Providing Input on Input… Two Years Later
Almost exactly two years ago, to the day, I wrote an article about my plans for an upcoming change to device input in Babylon.js. This change would take the underlying system and replace it with one that could accept both Web-based and Native input. So, I’m happy to say that the current foundation for the system has been integrated into the upcoming version of Babylon.js 5.0 but getting to this point has been quite an adventure. I figure that maybe I should talk a bit about what’s new and different, as well as some of the challenges faced in its inception.
The Plan is (Not) Simple
Device input is kind of like an iceberg. It looks simple but as you flesh things out and account for very specific edge cases, when you should and should not listen for input, and even for how to allow the user to temporarily disable the system, you realize just how deep the rabbit hole goes.
On top of that, you have to account for the various idiosyncrasies found in all kinds of browsers (both on mobile and desktop). Long story short, there’s a lot of variables.

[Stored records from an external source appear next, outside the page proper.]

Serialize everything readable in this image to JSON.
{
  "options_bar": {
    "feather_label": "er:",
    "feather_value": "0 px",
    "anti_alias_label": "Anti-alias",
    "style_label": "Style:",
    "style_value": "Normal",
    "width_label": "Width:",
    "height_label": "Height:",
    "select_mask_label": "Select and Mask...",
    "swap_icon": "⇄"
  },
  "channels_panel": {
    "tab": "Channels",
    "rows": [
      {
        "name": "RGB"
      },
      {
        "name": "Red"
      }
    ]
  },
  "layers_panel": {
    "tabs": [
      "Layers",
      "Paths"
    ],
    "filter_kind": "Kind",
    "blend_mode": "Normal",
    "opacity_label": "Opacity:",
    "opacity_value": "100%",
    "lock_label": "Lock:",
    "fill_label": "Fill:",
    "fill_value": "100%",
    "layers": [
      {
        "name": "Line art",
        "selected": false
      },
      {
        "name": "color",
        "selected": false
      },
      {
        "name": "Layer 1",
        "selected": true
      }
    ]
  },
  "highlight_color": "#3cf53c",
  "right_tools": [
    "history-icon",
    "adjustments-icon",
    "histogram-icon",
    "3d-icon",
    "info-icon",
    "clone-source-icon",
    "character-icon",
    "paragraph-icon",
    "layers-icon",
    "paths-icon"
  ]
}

So I went about figuring out how we got our input and what the events looked like. For the most part, most browsers adhere to a set of general standards and format their input events the same. This makes life easier and makes coding simpler. And then there’s Safari. As far as browsers go for day to day browsing, Safari works fine but how they handle input events is drastically different from every other browser. When I had started my work, I originally didn’t realize this. Fortunately for me, I had some amazing community members and teammates who were able help me to identify issues and I was able to shore up any problems. With this, the DeviceSourceManager (and its underlying DeviceInputSystem) was created. While the DeviceSourceManager was available in version 4.2, it didn’t actually talk to Babylon.js’ primary input system, the InputManager. The InputManager took input from browser input events and would send them to their relevant functions/observables/etc.

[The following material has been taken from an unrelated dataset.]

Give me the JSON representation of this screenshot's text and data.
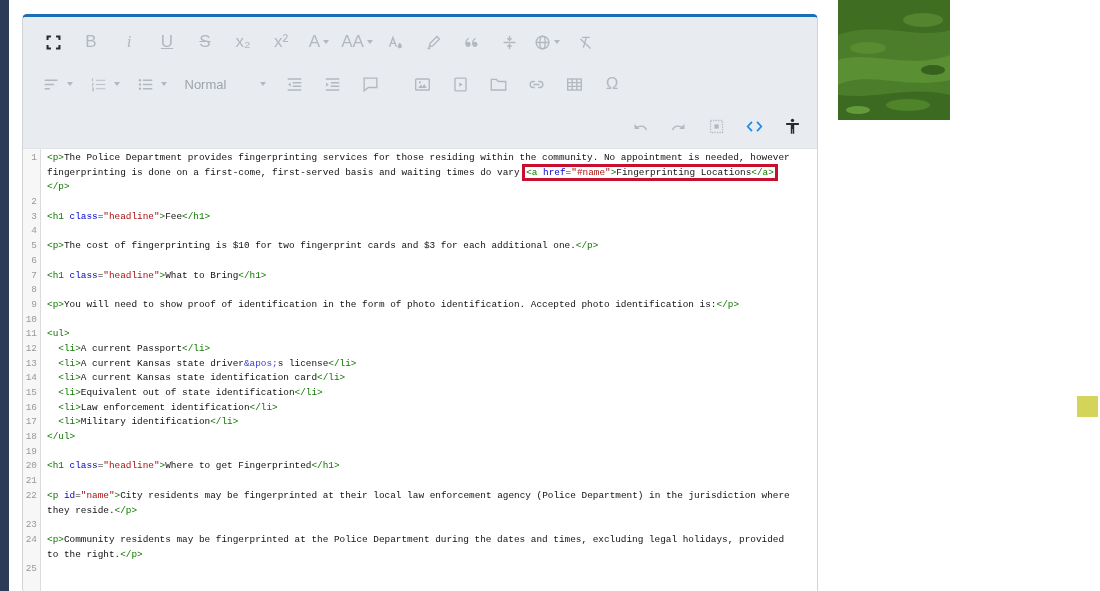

For 5.0, we wanted to reconcile these two system so that they worked together, rather than as two redundant system. To accomplish this, we replaced all of the event logic in the InputManager and routed everything through the DeviceSourceManager. Having this system in place, handling the input for the InputManager would enable us to persue our next step, getting the InputManager talking with BabylonNative.
Talking with Native
I just want to preface this by saying that the work on BabylonNative’s input talking with Babylon.js’ InputManager is still ongoing, as plans for multi-touch support and keyboard support are currently in development.
For BabylonNative, and by extension BabylonReactNative, the next step was to get the input to actually work with the InputManager. Because the bulk of the work for input was already done using the DeviceSourceManager for BabylonNative, getting it to talk to the InputManager wasn’t too difficult. Getting the InputManager (and all connected subsystems) to listen was a different story.
Originally, the InputManager was built to interact directly with DOM events. With respect to browsers, it was pretty “close to the metal”. While this works fine with web, Native has no idea what a DOM Event is or even what an HTMLElement is. Because of this, the input path had to be reworked a bit. Going into this, we knew that two things had to be taken into consideration for our rework. First, any DOM specific code (eg. checking for an HTML Canvas or using an event listener) had to be removed. Second, an “event” still had to be sent up since our users can use the direct event data. We were able to accomplish this by continuing to forward the event data on web (with a bit of context) but also taking our Native input data and creating a compatible “event”. With some minor tweaks, we were not only able to get Native talking with the InputManager, we also got communication with our camera and input observables (eg. onPointerChangedObservable).
I’m not done with the Babylon.js’ input system, not even close. I’ve got all kinds of ideas that I want to integrate into the system. For example, I want to make the input system easily extensible. I’d love it if the system could be set up in such a way that our community could make extensions to support all kinds of devices. I’m not just talking about different gamepads but creative and weird ideas, like a network-based controller to integrate interactive scenes into your OBS scene or an audio-based controller to control a scene with a guitar.
I’m also tooling around with the idea of making an Input Mapper so that you can use abstracted functions/objects instead of having to manually account for each and every button on all the devices that you want to support. It could be as simple as just using “Fire” instead of writing code for each right trigger for every gamepad.
A phrase that I find echoes in my head is “No plan survives first contact”. It basically means expect plans to change. I know that the things I have planned and when they’ll be implemented may change. On top of that, I’m not the only one who’s adding to this plan. I’ve had many discussions with the team and even with the community about where we should go with input.
While I’m not 100% sure what Babylon.js’ input system will look like in two years, but I can assure you that it will be improved upon and I’m looking forward to telling you all about the journey.